EXERCISE BRIEF ->
Please retype all of the following entries exactly.

[Stored data entries]
####################

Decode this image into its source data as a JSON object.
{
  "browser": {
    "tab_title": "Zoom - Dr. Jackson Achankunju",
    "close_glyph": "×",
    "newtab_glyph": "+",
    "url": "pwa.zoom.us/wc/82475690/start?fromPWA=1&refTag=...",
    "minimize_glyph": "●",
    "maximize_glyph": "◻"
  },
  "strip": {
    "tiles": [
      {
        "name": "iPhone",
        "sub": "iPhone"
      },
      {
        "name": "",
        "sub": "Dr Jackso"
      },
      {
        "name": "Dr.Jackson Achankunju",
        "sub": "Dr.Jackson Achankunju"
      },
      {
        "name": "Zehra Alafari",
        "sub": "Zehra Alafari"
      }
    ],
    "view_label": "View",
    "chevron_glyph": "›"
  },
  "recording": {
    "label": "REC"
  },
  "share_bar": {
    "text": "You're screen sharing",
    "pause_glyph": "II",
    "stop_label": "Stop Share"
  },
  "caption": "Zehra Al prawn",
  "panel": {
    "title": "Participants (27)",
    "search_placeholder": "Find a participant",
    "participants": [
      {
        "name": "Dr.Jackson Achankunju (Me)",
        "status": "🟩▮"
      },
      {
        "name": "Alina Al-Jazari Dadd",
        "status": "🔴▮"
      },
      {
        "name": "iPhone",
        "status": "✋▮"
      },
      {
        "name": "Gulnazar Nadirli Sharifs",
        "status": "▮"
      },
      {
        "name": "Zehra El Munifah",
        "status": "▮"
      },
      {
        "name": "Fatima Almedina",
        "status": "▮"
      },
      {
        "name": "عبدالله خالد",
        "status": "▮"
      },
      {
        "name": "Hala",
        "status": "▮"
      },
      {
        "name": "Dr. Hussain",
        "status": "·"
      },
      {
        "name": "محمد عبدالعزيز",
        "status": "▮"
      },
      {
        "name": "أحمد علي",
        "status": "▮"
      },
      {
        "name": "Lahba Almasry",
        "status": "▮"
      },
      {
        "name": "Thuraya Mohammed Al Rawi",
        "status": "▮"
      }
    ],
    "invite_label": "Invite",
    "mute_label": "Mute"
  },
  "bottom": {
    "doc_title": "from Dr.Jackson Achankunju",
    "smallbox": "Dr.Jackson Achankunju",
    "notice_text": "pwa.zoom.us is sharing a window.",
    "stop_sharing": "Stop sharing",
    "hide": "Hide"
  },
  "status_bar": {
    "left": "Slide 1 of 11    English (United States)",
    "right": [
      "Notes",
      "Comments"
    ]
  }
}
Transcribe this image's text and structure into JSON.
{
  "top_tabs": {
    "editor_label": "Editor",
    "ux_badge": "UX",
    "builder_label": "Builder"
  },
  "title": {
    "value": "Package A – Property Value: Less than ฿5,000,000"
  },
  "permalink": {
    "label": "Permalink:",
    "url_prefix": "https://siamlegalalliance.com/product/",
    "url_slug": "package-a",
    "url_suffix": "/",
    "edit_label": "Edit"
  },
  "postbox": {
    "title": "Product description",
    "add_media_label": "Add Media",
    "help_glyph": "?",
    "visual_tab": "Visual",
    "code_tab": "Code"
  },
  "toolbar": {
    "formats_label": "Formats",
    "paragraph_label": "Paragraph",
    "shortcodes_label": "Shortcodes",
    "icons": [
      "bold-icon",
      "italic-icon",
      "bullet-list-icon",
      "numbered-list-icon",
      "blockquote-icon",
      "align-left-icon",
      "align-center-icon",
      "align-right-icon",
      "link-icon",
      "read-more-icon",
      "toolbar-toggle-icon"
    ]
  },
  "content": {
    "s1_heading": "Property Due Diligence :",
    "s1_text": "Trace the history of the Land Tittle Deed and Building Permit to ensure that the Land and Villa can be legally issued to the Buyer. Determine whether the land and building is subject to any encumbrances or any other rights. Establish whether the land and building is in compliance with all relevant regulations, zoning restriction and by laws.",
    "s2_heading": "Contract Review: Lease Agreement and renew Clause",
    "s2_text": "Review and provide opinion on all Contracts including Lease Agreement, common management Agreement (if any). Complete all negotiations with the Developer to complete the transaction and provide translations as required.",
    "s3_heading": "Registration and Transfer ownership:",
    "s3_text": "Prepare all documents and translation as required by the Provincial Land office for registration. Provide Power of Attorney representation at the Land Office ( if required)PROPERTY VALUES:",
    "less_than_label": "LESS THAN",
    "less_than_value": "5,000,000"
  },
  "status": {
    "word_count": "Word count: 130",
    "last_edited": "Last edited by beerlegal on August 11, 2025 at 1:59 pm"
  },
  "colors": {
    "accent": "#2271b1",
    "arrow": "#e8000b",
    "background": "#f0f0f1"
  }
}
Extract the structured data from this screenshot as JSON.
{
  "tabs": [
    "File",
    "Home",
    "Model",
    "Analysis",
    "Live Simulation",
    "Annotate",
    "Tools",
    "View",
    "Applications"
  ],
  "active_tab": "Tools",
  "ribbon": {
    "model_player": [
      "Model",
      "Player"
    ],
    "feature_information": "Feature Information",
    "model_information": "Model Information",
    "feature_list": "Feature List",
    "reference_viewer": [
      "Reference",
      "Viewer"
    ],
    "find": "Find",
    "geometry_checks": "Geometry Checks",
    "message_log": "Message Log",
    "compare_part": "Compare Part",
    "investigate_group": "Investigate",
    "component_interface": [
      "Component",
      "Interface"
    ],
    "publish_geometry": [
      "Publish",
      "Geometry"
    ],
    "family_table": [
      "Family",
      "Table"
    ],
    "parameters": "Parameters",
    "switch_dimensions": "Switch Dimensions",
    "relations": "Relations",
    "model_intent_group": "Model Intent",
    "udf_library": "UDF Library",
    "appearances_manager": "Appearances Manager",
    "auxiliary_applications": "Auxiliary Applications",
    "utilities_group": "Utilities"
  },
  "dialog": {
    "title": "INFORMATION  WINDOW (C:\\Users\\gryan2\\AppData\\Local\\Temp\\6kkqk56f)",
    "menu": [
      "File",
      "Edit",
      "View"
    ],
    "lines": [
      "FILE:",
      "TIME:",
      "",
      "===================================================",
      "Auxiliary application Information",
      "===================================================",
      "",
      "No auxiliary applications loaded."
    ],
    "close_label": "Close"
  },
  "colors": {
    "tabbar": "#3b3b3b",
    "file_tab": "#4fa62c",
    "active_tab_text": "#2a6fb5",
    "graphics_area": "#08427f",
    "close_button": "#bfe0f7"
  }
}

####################

FINISHED TASK ->
Decode this image into its source data as a JSON object.
{
  "browser": {
    "tab_title": "Zoom - Dr. Jackson Achankunju",
    "close_glyph": "×",
    "newtab_glyph": "+",
    "url": "pwa.zoom.us/wc/82475690/start?fromPWA=1&refTag=...",
    "minimize_glyph": "●",
    "maximize_glyph": "◻"
  },
  "strip": {
    "tiles": [
      {
        "name": "iPhone",
        "sub": "iPhone"
      },
      {
        "name": "",
        "sub": "Dr Jackso"
      },
      {
        "name": "Dr.Jackson Achankunju",
        "sub": "Dr.Jackson Achankunju"
      },
      {
        "name": "Zehra Alafari",
        "sub": "Zehra Alafari"
      }
    ],
    "view_label": "View",
    "chevron_glyph": "›"
  },
  "recording": {
    "label": "REC"
  },
  "share_bar": {
    "text": "You're screen sharing",
    "pause_glyph": "II",
    "stop_label": "Stop Share"
  },
  "caption": "Zehra Al prawn",
  "panel": {
    "title": "Participants (27)",
    "search_placeholder": "Find a participant",
    "participants": [
      {
        "name": "Dr.Jackson Achankunju (Me)",
        "status": "🟩▮"
      },
      {
        "name": "Alina Al-Jazari Dadd",
        "status": "🔴▮"
      },
      {
        "name": "iPhone",
        "status": "✋▮"
      },
      {
        "name": "Gulnazar Nadirli Sharifs",
        "status": "▮"
      },
      {
        "name": "Zehra El Munifah",
        "status": "▮"
      },
      {
        "name": "Fatima Almedina",
        "status": "▮"
      },
      {
        "name": "عبدالله خالد",
        "status": "▮"
      },
      {
        "name": "Hala",
        "status": "▮"
      },
      {
        "name": "Dr. Hussain",
        "status": "·"
      },
      {
        "name": "محمد عبدالعزيز",
        "status": "▮"
      },
      {
        "name": "أحمد علي",
        "status": "▮"
      },
      {
        "name": "Lahba Almasry",
        "status": "▮"
      },
      {
        "name": "Thuraya Mohammed Al Rawi",
        "status": "▮"
      }
    ],
    "invite_label": "Invite",
    "mute_label": "Mute"
  },
  "bottom": {
    "doc_title": "from Dr.Jackson Achankunju",
    "smallbox": "Dr.Jackson Achankunju",
    "notice_text": "pwa.zoom.us is sharing a window.",
    "stop_sharing": "Stop sharing",
    "hide": "Hide"
  },
  "status_bar": {
    "left": "Slide 1 of 11    English (United States)",
    "right": [
      "Notes",
      "Comments"
    ]
  }
}
Transcribe this image's text and structure into JSON.
{
  "top_tabs": {
    "editor_label": "Editor",
    "ux_badge": "UX",
    "builder_label": "Builder"
  },
  "title": {
    "value": "Package A – Property Value: Less than ฿5,000,000"
  },
  "permalink": {
    "label": "Permalink:",
    "url_prefix": "https://siamlegalalliance.com/product/",
    "url_slug": "package-a",
    "url_suffix": "/",
    "edit_label": "Edit"
  },
  "postbox": {
    "title": "Product description",
    "add_media_label": "Add Media",
    "help_glyph": "?",
    "visual_tab": "Visual",
    "code_tab": "Code"
  },
  "toolbar": {
    "formats_label": "Formats",
    "paragraph_label": "Paragraph",
    "shortcodes_label": "Shortcodes",
    "icons": [
      "bold-icon",
      "italic-icon",
      "bullet-list-icon",
      "numbered-list-icon",
      "blockquote-icon",
      "align-left-icon",
      "align-center-icon",
      "align-right-icon",
      "link-icon",
      "read-more-icon",
      "toolbar-toggle-icon"
    ]
  },
  "content": {
    "s1_heading": "Property Due Diligence :",
    "s1_text": "Trace the history of the Land Tittle Deed and Building Permit to ensure that the Land and Villa can be legally issued to the Buyer. Determine whether the land and building is subject to any encumbrances or any other rights. Establish whether the land and building is in compliance with all relevant regulations, zoning restriction and by laws.",
    "s2_heading": "Contract Review: Lease Agreement and renew Clause",
    "s2_text": "Review and provide opinion on all Contracts including Lease Agreement, common management Agreement (if any). Complete all negotiations with the Developer to complete the transaction and provide translations as required.",
    "s3_heading": "Registration and Transfer ownership:",
    "s3_text": "Prepare all documents and translation as required by the Provincial Land office for registration. Provide Power of Attorney representation at the Land Office ( if required)PROPERTY VALUES:",
    "less_than_label": "LESS THAN",
    "less_than_value": "5,000,000"
  },
  "status": {
    "word_count": "Word count: 130",
    "last_edited": "Last edited by beerlegal on August 11, 2025 at 1:59 pm"
  },
  "colors": {
    "accent": "#2271b1",
    "arrow": "#e8000b",
    "background": "#f0f0f1"
  }
}
Extract the structured data from this screenshot as JSON.
{
  "tabs": [
    "File",
    "Home",
    "Model",
    "Analysis",
    "Live Simulation",
    "Annotate",
    "Tools",
    "View",
    "Applications"
  ],
  "active_tab": "Tools",
  "ribbon": {
    "model_player": [
      "Model",
      "Player"
    ],
    "feature_information": "Feature Information",
    "model_information": "Model Information",
    "feature_list": "Feature List",
    "reference_viewer": [
      "Reference",
      "Viewer"
    ],
    "find": "Find",
    "geometry_checks": "Geometry Checks",
    "message_log": "Message Log",
    "compare_part": "Compare Part",
    "investigate_group": "Investigate",
    "component_interface": [
      "Component",
      "Interface"
    ],
    "publish_geometry": [
      "Publish",
      "Geometry"
    ],
    "family_table": [
      "Family",
      "Table"
    ],
    "parameters": "Parameters",
    "switch_dimensions": "Switch Dimensions",
    "relations": "Relations",
    "model_intent_group": "Model Intent",
    "udf_library": "UDF Library",
    "appearances_manager": "Appearances Manager",
    "auxiliary_applications": "Auxiliary Applications",
    "utilities_group": "Utilities"
  },
  "dialog": {
    "title": "INFORMATION  WINDOW (C:\\Users\\gryan2\\AppData\\Local\\Temp\\6kkqk56f)",
    "menu": [
      "File",
      "Edit",
      "View"
    ],
    "lines": [
      "FILE:",
      "TIME:",
      "",
      "===================================================",
      "Auxiliary application Information",
      "===================================================",
      "",
      "No auxiliary applications loaded."
    ],
    "close_label": "Close"
  },
  "colors": {
    "tabbar": "#3b3b3b",
    "file_tab": "#4fa62c",
    "active_tab_text": "#2a6fb5",
    "graphics_area": "#08427f",
    "close_button": "#bfe0f7"
  }
}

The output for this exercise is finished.